» Data about app and page elements
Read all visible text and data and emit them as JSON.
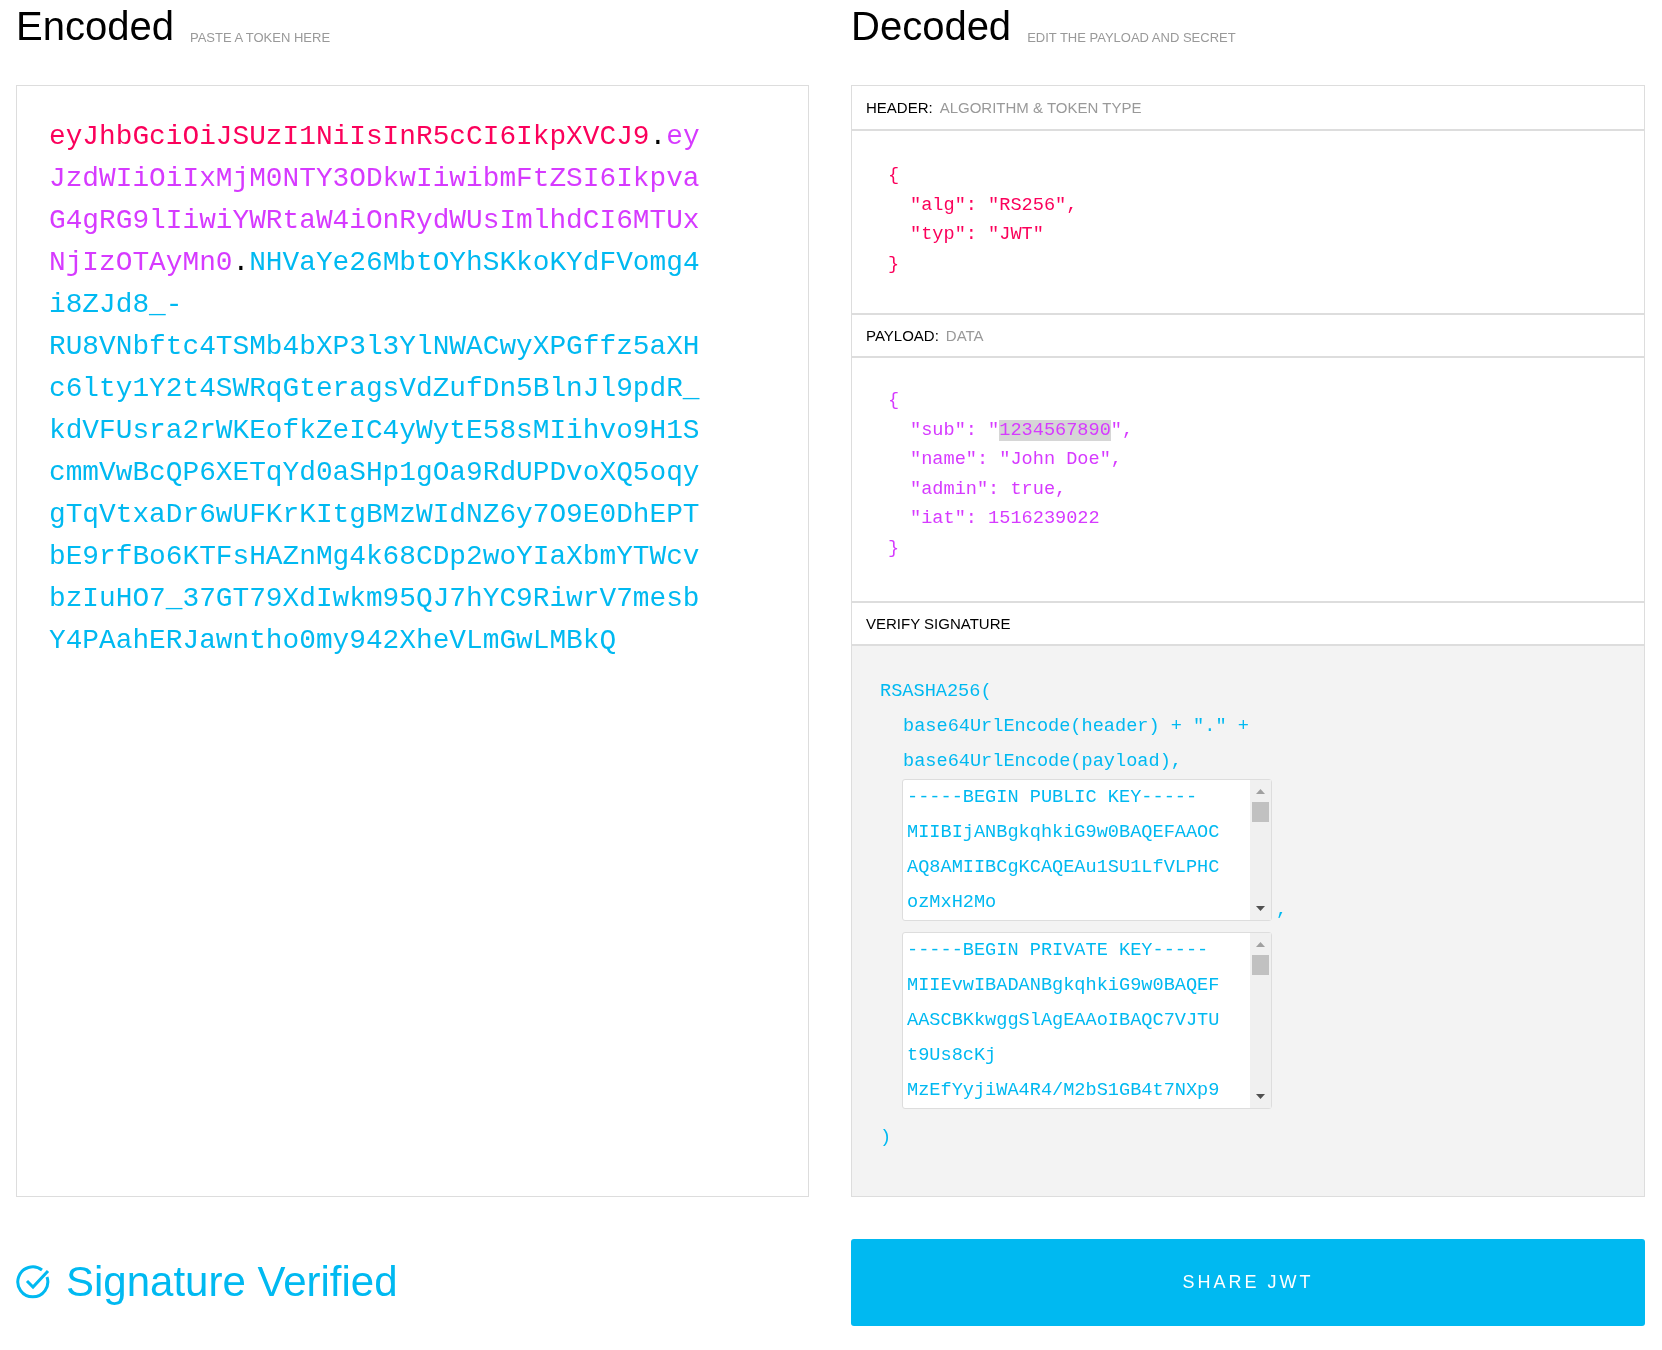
{
  "encoded": {
    "title": "Encoded",
    "subtitle": "PASTE A TOKEN HERE",
    "token": [
      {
        "kind": "header",
        "text": "eyJhbGciOiJSUzI1NiIsInR5cCI6IkpXVCJ9"
      },
      {
        "kind": "dot",
        "text": "."
      },
      {
        "kind": "payload",
        "text": "eyJzdWIiOiIxMjM0NTY3ODkwIiwibmFtZSI6IkpvaG4gRG9lIiwiYWRtaW4iOnRydWUsImlhdCI6MTUxNjIzOTAyMn0"
      },
      {
        "kind": "dot",
        "text": "."
      },
      {
        "kind": "signature",
        "text": "NHVaYe26MbtOYhSKkoKYdFVomg4i8ZJd8_-RU8VNbftc4TSMb4bXP3l3YlNWACwyXPGffz5aXHc6lty1Y2t4SWRqGteragsVdZufDn5BlnJl9pdR_kdVFUsra2rWKEofkZeIC4yWytE58sMIihvo9H1ScmmVwBcQP6XETqYd0aSHp1gOa9RdUPDvoXQ5oqygTqVtxaDr6wUFKrKItgBMzWIdNZ6y7O9E0DhEPTbE9rfBo6KTFsHAZnMg4k68CDp2woYIaXbmYTWcvbzIuHO7_37GT79XdIwkm95QJ7hYC9RiwrV7mesbY4PAahERJawntho0my942XheVLmGwLMBkQ"
      }
    ]
  },
  "decoded": {
    "title": "Decoded",
    "subtitle": "EDIT THE PAYLOAD AND SECRET",
    "header": {
      "label": "HEADER:",
      "sublabel": "ALGORITHM & TOKEN TYPE",
      "lines": [
        {
          "kind": "brace",
          "text": "{"
        },
        {
          "kind": "entry",
          "text": "\"alg\": \"RS256\","
        },
        {
          "kind": "entry",
          "text": "\"typ\": \"JWT\""
        },
        {
          "kind": "brace",
          "text": "}"
        }
      ]
    },
    "payload": {
      "label": "PAYLOAD:",
      "sublabel": "DATA",
      "lines": [
        {
          "kind": "brace",
          "text": "{"
        },
        {
          "kind": "entry",
          "text": "\"sub\": \"",
          "selected_text": "1234567890",
          "after": "\","
        },
        {
          "kind": "entry",
          "text": "\"name\": \"John Doe\","
        },
        {
          "kind": "entry",
          "text": "\"admin\": true,"
        },
        {
          "kind": "entry",
          "text": "\"iat\": 1516239022"
        },
        {
          "kind": "brace",
          "text": "}"
        }
      ]
    },
    "signature": {
      "label": "VERIFY SIGNATURE",
      "function": "RSASHA256(",
      "args": [
        "base64UrlEncode(header) + \".\" +",
        "base64UrlEncode(payload),"
      ],
      "public_key": {
        "lines": [
          "-----BEGIN PUBLIC KEY-----",
          "MIIBIjANBgkqhkiG9w0BAQEFAAOC",
          "AQ8AMIIBCgKCAQEAu1SU1LfVLPHC",
          "ozMxH2Mo"
        ]
      },
      "separator": ",",
      "private_key": {
        "lines": [
          "-----BEGIN PRIVATE KEY-----",
          "MIIEvwIBADANBgkqhkiG9w0BAQEF",
          "AASCBKkwggSlAgEAAoIBAQC7VJTU",
          "t9Us8cKj",
          "MzEfYyjiWA4R4/M2bS1GB4t7NXp9"
        ]
      },
      "close": ")"
    }
  },
  "status": {
    "text": "Signature Verified",
    "verified": true
  },
  "share_button": "SHARE JWT"
}
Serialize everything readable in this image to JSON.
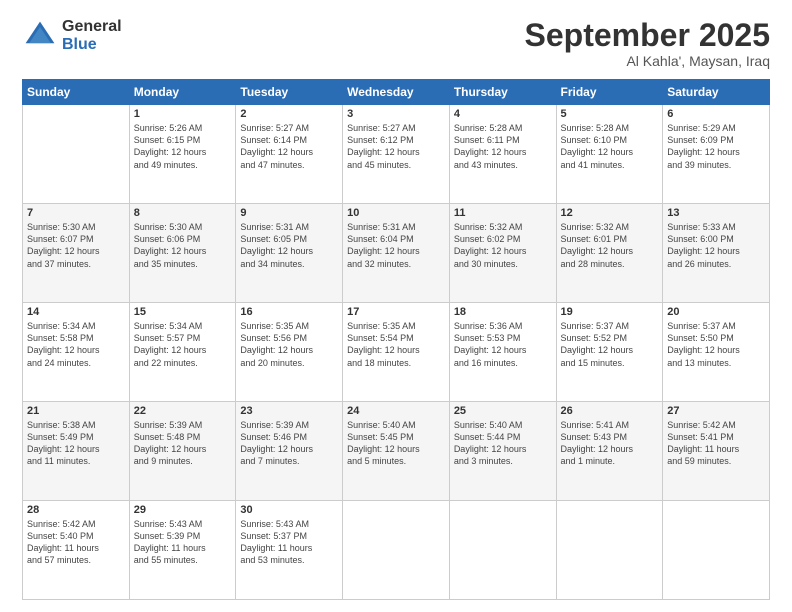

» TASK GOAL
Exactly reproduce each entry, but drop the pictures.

» EXERCISE RESPONSE
Read all visible text and data and emit them as JSON.
{
  "encoded": {
    "title": "Encoded",
    "subtitle": "PASTE A TOKEN HERE",
    "token": [
      {
        "kind": "header",
        "text": "eyJhbGciOiJSUzI1NiIsInR5cCI6IkpXVCJ9"
      },
      {
        "kind": "dot",
        "text": "."
      },
      {
        "kind": "payload",
        "text": "eyJzdWIiOiIxMjM0NTY3ODkwIiwibmFtZSI6IkpvaG4gRG9lIiwiYWRtaW4iOnRydWUsImlhdCI6MTUxNjIzOTAyMn0"
      },
      {
        "kind": "dot",
        "text": "."
      },
      {
        "kind": "signature",
        "text": "NHVaYe26MbtOYhSKkoKYdFVomg4i8ZJd8_-RU8VNbftc4TSMb4bXP3l3YlNWACwyXPGffz5aXHc6lty1Y2t4SWRqGteragsVdZufDn5BlnJl9pdR_kdVFUsra2rWKEofkZeIC4yWytE58sMIihvo9H1ScmmVwBcQP6XETqYd0aSHp1gOa9RdUPDvoXQ5oqygTqVtxaDr6wUFKrKItgBMzWIdNZ6y7O9E0DhEPTbE9rfBo6KTFsHAZnMg4k68CDp2woYIaXbmYTWcvbzIuHO7_37GT79XdIwkm95QJ7hYC9RiwrV7mesbY4PAahERJawntho0my942XheVLmGwLMBkQ"
      }
    ]
  },
  "decoded": {
    "title": "Decoded",
    "subtitle": "EDIT THE PAYLOAD AND SECRET",
    "header": {
      "label": "HEADER:",
      "sublabel": "ALGORITHM & TOKEN TYPE",
      "lines": [
        {
          "kind": "brace",
          "text": "{"
        },
        {
          "kind": "entry",
          "text": "\"alg\": \"RS256\","
        },
        {
          "kind": "entry",
          "text": "\"typ\": \"JWT\""
        },
        {
          "kind": "brace",
          "text": "}"
        }
      ]
    },
    "payload": {
      "label": "PAYLOAD:",
      "sublabel": "DATA",
      "lines": [
        {
          "kind": "brace",
          "text": "{"
        },
        {
          "kind": "entry",
          "text": "\"sub\": \"",
          "selected_text": "1234567890",
          "after": "\","
        },
        {
          "kind": "entry",
          "text": "\"name\": \"John Doe\","
        },
        {
          "kind": "entry",
          "text": "\"admin\": true,"
        },
        {
          "kind": "entry",
          "text": "\"iat\": 1516239022"
        },
        {
          "kind": "brace",
          "text": "}"
        }
      ]
    },
    "signature": {
      "label": "VERIFY SIGNATURE",
      "function": "RSASHA256(",
      "args": [
        "base64UrlEncode(header) + \".\" +",
        "base64UrlEncode(payload),"
      ],
      "public_key": {
        "lines": [
          "-----BEGIN PUBLIC KEY-----",
          "MIIBIjANBgkqhkiG9w0BAQEFAAOC",
          "AQ8AMIIBCgKCAQEAu1SU1LfVLPHC",
          "ozMxH2Mo"
        ]
      },
      "separator": ",",
      "private_key": {
        "lines": [
          "-----BEGIN PRIVATE KEY-----",
          "MIIEvwIBADANBgkqhkiG9w0BAQEF",
          "AASCBKkwggSlAgEAAoIBAQC7VJTU",
          "t9Us8cKj",
          "MzEfYyjiWA4R4/M2bS1GB4t7NXp9"
        ]
      },
      "close": ")"
    }
  },
  "status": {
    "text": "Signature Verified",
    "verified": true
  },
  "share_button": "SHARE JWT"
}
Serialize everything readable in this image to JSON.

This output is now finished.